Wits Grass Aloe
light; moderate; hardy
peach; orange; red; November - February; spring; summer
sun; rockery; container; wildlife bees insects
rocky places; grassland; bushveld
Highveld; bushveld savanna
Find informative indigenous gardening articles in our web magazine - www.theindigenousgardener.co.za
This is a well-known deciduous grassland Aloe commonly seen around Johannesburg and Pretoria after the first spring rains. Only 30 cm high, they grow in dense clumps with narrow leaves than fan out at ground level from short stems. Leaves die down completely in winter with new leaves appearing after the first spring rains. Flowering stems stand well above the leaves with up to 20 peach-red to scarlet flowers forming multiple heads from November to February. Flowers tend to droop when they open. Aloe verecunda is not a long-lasting plant and does need replacing every few years. In the wild, the Aloe escapes the winter frost by growing in sheltered pockets where the fleshy roots are protected. Plant in sun in a rockery, or close to rocks surrounded by wild grasses. This summer flowering Aloe prefers summer rains and a cold, dry winter. Propagate by seed sown in spring.

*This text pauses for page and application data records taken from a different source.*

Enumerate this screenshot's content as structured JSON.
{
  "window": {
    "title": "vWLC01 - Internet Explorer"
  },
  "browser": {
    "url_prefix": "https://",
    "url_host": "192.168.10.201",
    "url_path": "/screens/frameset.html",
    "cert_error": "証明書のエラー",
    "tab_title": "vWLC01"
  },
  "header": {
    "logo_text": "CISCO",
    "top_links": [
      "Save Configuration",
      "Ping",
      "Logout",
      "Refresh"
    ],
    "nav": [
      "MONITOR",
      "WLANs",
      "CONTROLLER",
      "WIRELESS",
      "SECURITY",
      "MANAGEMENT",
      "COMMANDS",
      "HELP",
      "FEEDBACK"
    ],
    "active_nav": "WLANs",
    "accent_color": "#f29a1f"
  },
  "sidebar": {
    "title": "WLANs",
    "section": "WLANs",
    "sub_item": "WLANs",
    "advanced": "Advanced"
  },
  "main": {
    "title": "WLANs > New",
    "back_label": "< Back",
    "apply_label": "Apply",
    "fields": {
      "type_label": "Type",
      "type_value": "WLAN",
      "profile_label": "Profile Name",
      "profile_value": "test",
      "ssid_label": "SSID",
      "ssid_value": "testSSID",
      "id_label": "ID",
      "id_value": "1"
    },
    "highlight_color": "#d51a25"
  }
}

This is quite a variable species with many different forms throughout the distribution range, including a greenish-yellow form.